Lasting moments at Gem Lake

Bishop advertises itself as a small town with a big backyard, and we can’t dispute that.  Surrounded by Inyo National Forest, it offers access to literally hundreds of thousands of acres of gorgeous lakes, forest and rugged mountains in the John Muir Wilderness.  There are no bad trails here, and we packed in as many as we could during our short stay.  But we’re “weather wimps”, and the freezing temperatures inspired us to move a bit further south after a few days to our next stop at Lone Pine, CA.

 

Next up:   

Rolling back into Lone Pine, CA



 

24 thoughts on “Hiking the Eastern Sierras – Bishop, CA

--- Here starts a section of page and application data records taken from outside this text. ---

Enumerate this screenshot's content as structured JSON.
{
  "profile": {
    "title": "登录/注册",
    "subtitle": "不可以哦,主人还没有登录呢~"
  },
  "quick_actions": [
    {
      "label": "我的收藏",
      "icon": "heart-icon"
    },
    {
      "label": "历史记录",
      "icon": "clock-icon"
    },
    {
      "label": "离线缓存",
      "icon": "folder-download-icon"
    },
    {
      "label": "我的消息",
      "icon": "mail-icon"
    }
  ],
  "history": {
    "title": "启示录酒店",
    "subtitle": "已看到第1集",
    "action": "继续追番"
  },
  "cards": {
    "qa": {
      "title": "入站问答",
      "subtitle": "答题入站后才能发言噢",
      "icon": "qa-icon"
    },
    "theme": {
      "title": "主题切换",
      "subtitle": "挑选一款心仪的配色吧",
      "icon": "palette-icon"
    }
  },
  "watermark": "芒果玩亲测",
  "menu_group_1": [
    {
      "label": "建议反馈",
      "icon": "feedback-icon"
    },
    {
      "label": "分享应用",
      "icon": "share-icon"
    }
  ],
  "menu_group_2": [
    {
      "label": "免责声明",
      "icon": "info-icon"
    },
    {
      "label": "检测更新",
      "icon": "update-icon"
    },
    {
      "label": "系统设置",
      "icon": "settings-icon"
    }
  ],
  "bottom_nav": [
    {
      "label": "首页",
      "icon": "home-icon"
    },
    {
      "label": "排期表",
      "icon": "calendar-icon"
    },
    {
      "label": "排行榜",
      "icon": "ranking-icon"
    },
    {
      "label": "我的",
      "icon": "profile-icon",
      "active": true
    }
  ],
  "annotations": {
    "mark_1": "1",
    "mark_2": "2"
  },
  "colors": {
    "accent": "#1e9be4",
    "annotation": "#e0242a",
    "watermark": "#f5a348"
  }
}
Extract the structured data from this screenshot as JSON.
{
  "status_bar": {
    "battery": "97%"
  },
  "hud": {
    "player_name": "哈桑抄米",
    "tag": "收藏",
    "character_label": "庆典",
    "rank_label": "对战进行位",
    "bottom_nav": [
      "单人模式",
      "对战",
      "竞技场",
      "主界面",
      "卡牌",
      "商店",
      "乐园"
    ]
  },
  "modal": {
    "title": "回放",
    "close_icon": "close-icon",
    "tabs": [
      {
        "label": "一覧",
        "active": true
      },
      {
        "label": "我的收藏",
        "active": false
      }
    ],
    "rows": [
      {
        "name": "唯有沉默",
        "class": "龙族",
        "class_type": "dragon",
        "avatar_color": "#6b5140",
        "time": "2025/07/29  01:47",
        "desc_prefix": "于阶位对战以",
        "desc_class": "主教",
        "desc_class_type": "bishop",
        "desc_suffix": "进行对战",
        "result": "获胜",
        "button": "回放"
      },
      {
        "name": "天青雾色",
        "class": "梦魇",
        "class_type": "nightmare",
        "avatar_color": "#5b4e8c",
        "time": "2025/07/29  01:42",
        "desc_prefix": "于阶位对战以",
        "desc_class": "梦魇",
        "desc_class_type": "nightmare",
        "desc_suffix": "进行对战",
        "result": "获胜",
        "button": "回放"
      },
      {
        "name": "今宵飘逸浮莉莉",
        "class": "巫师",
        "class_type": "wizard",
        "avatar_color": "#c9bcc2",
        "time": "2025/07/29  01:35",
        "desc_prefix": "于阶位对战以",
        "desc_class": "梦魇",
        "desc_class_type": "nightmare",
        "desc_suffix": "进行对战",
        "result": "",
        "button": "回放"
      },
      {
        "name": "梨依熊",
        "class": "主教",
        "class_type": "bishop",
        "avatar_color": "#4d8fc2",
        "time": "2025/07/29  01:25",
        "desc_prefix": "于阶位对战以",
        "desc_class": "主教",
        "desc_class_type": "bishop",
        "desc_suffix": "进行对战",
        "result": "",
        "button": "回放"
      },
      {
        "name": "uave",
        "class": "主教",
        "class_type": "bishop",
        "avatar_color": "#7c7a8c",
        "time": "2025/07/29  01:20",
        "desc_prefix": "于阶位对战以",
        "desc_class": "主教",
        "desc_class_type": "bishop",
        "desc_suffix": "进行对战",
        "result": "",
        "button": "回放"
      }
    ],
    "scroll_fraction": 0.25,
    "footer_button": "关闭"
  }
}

  1. It looks like some awesome hikes with such stunning scenery. A great bakery is always a welcome treat after
    a great hike.

    Like

  2. Wow! So beautiful and so much fun to watch the two of you out enjoying life. Wishing you many more years of such beautiful hikes :))

    Like

  3. I can’t get over how many of your photos from this area look like paintings… and those photos of the Aspens with their perfect golden leaves are just awesome! I am sure you guys were exhausted after so many challenging hikes, but wow… it’s just one ridiculous view after another in this region!!

    Like

    • You bet we were exhausted but happily so:) Oh my goodness, now you know why this is one of our favorite stop!

      Like

  4. I just LOVE this area!! Your photos are beautiful, even that grumpy man you found to pose for you on the John Muir sign! Haha! The gold leaves are spectacular and so bright. I really enjoy hiking through the leaves. Their sound is so soothing. Glad you didn’t bring that vehicle home!! What a fun trip even if it was a little frosty.

    Like

    • Ha ha, the grumpy old man indeed! It just took us six years to revisit but Bishop has not changed much which we appreciated.

      Like

  5. Such beautiful hikes in a stunning area, the lakes on particular. I wish we were going to be able to get there sooner than we will be. So many hikes, so little time!

    I see Snoopy plain as day. Maybe Steve was lacking a little oxygen just then 😁

    I love the happiness-captures of you in the golden leaf tunnel, kicking the frozen water, and Steve celebrating at 11,000′.

    Liked by 1 person

    • I know one day Essie will take you here, spring or fall is the best time, There are so many scenic trails and you can’t go wrong with any one you choose.

      Liked by 1 person

  6. Such good light to capture that colorful scenery. I bet you had a hard time culling down the photos for this post. Snoopy, indeed!

    Like

    • You got that right, so many to choose from, too bad I cant put them all, or my post becomes an album!

      Like

  7. I’m SO glad you guys braved the cold and hiked the Little Lakes Valley Trail! That’s still one of our favorite hikes in all of our years of hiking. It was really cold when we hiked it in late October a few years ago, too—but as you found, it was a good way to have the trail all to ourselves. Your photos are wonderful, and you were lucky to have sunshine to capture the beautiful turquoise color of the Gem Lakes.

    You guys found some other good hikes, too. I’m especially intrigued by the Lower Rock Creek Canyon Trail—that columnar basalt is so interesting! As you said, it looks just like Devils Postpile, but pink. By the way…would you tell us again the app you’re using to record your hiking stats? It’s very cool!

    Liked by 1 person

    • It was cold but not windy, which helped a lot. And yes, unlike our first visit where it was always overcast. And thank you Laurel for the tip on Little Lakes, we almost missed it cause we confused it with another trail. We are using AllTrails app 🙂

      Liked by 1 person

Don't be shy, drop us a line.

Fill in your details below or click an icon to log in:

WordPress.com Logo

You are commenting using your WordPress.com account. Log Out /  Change )

Google photo

You are commenting using your Google account. Log Out /  Change )

Twitter picture

You are commenting using your Twitter account. Log Out /  Change )

Facebook photo

You are commenting using your Facebook account. Log Out /  Change )

Connecting to %s

This site uses Akismet to reduce spam. Learn how your comment data is processed.